#### Given data
#####

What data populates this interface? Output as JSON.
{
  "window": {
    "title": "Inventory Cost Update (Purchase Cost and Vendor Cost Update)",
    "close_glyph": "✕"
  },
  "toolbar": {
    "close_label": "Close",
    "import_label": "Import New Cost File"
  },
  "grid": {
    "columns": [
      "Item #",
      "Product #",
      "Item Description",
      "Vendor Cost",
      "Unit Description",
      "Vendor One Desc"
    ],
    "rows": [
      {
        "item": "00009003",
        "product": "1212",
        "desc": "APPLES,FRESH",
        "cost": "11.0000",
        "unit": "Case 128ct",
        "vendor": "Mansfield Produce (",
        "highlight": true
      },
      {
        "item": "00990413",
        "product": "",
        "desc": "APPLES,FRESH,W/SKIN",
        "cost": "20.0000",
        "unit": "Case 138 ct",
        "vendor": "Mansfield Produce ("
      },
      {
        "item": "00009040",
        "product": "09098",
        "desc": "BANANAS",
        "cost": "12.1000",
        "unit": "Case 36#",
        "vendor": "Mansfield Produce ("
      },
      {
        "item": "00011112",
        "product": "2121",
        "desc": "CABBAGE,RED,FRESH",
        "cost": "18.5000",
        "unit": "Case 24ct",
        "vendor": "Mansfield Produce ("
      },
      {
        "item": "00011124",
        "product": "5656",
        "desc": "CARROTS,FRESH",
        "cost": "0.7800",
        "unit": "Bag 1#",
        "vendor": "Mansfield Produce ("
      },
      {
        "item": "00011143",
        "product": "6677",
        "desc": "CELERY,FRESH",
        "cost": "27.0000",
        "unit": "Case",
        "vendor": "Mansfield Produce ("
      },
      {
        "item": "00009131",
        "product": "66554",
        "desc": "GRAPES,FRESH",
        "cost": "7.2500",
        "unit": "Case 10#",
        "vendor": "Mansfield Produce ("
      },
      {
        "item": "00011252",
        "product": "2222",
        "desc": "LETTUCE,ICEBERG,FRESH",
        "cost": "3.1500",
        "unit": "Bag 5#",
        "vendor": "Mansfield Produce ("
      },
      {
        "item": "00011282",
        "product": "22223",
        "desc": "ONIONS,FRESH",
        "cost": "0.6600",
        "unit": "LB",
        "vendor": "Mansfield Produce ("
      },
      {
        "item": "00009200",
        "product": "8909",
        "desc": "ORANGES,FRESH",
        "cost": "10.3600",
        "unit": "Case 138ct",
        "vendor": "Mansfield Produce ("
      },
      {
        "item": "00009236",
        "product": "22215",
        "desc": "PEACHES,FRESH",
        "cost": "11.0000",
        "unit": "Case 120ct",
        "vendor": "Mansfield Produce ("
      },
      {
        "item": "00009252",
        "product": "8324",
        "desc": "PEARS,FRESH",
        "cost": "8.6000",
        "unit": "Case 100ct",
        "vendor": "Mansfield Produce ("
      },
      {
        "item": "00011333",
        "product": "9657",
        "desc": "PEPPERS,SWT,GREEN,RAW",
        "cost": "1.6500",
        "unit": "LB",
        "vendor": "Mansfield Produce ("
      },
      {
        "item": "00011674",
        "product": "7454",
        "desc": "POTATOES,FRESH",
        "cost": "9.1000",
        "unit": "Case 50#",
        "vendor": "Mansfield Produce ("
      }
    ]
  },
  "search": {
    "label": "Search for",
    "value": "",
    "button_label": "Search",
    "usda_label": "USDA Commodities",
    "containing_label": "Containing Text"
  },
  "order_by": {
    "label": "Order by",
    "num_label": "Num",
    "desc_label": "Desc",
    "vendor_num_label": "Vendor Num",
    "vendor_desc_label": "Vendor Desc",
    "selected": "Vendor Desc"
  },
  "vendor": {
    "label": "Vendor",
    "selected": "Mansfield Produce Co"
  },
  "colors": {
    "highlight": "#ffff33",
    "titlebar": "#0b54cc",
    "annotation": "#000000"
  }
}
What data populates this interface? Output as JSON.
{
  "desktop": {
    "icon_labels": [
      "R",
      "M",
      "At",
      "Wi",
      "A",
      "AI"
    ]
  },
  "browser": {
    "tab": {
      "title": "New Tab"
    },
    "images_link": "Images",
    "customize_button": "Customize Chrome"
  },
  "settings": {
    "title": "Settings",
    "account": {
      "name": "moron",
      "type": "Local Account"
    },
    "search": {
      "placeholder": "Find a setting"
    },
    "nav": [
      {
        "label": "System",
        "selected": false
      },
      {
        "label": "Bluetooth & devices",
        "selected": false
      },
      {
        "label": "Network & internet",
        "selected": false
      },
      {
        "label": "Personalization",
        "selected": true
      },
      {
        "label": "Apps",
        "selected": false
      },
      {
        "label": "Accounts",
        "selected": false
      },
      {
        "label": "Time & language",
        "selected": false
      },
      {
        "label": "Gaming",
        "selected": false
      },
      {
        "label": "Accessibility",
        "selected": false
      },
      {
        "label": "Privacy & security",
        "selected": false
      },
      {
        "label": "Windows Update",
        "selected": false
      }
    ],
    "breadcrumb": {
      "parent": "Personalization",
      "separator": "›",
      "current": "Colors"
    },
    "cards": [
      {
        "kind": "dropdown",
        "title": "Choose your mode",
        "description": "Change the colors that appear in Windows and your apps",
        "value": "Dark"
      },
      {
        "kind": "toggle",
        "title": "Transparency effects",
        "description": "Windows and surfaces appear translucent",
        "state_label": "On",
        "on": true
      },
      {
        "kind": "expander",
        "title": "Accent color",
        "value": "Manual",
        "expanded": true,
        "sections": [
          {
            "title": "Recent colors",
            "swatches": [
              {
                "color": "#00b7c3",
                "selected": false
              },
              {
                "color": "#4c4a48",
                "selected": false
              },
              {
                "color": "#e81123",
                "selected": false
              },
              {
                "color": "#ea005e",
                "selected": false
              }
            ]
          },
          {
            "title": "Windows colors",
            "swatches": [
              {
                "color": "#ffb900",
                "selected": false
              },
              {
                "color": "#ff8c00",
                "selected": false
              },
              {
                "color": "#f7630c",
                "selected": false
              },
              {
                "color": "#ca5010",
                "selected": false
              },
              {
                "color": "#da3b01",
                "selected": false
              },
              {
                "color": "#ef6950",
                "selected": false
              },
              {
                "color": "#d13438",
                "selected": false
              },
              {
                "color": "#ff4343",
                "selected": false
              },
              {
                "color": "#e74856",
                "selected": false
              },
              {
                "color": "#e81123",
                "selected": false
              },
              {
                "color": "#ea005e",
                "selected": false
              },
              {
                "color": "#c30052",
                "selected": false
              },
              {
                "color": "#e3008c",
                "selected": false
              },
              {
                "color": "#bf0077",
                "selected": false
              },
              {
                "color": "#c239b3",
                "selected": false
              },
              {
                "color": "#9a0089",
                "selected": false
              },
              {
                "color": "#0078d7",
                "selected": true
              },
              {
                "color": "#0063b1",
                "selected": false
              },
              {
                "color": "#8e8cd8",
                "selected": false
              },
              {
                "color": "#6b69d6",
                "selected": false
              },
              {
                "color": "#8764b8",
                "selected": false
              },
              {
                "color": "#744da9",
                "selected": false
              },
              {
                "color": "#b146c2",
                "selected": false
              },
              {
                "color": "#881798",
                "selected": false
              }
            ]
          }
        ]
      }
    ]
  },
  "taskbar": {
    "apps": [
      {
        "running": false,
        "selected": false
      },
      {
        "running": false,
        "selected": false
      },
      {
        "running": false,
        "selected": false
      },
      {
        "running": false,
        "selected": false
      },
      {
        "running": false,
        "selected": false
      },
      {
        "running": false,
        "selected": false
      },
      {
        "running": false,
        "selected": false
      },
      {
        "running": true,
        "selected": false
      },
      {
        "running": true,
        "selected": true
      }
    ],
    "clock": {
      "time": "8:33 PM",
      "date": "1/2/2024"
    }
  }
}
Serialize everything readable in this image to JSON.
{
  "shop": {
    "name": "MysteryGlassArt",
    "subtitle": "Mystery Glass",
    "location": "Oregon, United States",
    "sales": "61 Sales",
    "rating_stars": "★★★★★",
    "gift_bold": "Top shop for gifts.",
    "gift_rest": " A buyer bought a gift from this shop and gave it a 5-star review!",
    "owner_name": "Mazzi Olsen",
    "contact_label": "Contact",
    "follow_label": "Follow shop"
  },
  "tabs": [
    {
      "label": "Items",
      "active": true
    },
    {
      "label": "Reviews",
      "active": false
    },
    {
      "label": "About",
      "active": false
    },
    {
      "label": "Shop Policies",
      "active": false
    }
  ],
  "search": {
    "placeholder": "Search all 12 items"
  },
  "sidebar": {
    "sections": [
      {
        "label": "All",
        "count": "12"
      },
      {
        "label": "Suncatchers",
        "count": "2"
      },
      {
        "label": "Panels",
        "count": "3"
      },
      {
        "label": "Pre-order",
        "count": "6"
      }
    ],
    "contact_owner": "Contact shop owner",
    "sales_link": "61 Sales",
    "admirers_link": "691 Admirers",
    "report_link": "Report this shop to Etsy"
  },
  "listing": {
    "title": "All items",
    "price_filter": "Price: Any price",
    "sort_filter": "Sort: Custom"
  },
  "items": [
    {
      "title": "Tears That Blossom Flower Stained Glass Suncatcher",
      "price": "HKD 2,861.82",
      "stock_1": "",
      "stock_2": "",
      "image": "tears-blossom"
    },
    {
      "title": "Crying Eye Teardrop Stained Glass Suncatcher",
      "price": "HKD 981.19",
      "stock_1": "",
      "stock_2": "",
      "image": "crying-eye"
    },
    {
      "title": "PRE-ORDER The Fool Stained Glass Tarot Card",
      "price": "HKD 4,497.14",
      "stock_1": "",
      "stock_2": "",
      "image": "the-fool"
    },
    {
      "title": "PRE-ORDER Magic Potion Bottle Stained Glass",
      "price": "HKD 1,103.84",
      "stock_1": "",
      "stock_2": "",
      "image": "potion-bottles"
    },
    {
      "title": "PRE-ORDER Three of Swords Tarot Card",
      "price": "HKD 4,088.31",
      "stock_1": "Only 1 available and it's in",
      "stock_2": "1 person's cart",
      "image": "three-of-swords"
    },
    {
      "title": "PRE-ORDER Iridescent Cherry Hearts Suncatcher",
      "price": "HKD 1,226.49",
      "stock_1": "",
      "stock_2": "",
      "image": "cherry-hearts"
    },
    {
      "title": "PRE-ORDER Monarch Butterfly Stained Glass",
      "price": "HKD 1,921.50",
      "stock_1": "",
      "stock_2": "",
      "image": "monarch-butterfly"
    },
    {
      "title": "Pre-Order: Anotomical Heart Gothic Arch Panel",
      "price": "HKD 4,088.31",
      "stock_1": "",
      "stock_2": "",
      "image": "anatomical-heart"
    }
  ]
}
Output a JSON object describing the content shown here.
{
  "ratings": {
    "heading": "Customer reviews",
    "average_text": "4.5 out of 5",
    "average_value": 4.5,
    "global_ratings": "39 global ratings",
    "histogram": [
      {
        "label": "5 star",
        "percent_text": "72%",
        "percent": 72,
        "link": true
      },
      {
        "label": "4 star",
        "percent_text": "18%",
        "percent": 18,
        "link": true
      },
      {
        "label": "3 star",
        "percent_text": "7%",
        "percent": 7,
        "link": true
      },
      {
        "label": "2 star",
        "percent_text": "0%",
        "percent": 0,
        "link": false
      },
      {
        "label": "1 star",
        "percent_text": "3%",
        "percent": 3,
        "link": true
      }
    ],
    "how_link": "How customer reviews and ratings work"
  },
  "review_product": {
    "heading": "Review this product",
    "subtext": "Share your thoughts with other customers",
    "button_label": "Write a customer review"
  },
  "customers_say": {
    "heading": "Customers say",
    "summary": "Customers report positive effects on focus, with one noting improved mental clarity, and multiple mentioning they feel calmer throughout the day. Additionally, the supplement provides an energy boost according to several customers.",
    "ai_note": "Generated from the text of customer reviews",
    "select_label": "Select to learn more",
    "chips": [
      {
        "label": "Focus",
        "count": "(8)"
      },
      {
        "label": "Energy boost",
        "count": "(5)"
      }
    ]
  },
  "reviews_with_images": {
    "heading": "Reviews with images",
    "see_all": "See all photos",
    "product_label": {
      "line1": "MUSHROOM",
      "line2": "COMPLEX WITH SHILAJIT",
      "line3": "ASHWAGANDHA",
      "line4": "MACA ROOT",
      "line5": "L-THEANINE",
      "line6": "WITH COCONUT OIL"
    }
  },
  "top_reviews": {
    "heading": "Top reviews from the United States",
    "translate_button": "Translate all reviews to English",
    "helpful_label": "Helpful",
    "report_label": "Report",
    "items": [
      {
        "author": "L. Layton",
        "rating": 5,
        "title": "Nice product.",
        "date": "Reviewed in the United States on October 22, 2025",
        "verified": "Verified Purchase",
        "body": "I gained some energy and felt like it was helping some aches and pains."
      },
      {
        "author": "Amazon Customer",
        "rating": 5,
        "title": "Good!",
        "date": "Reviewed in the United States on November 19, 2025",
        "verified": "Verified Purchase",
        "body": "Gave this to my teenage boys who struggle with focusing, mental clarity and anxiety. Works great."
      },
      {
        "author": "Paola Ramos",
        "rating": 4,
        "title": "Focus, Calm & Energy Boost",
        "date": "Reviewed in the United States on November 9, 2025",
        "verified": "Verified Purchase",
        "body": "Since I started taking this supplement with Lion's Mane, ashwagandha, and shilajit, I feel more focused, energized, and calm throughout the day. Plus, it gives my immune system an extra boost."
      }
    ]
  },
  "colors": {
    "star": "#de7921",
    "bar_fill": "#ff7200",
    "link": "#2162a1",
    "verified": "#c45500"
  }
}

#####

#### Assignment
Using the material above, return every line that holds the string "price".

#### Final answer
    "price_filter": "Price: Any price",
      "price": "HKD 2,861.82",
      "price": "HKD 981.19",
      "price": "HKD 4,497.14",
      "price": "HKD 1,103.84",
      "price": "HKD 4,088.31",
      "price": "HKD 1,226.49",
      "price": "HKD 1,921.50",
      "price": "HKD 4,088.31",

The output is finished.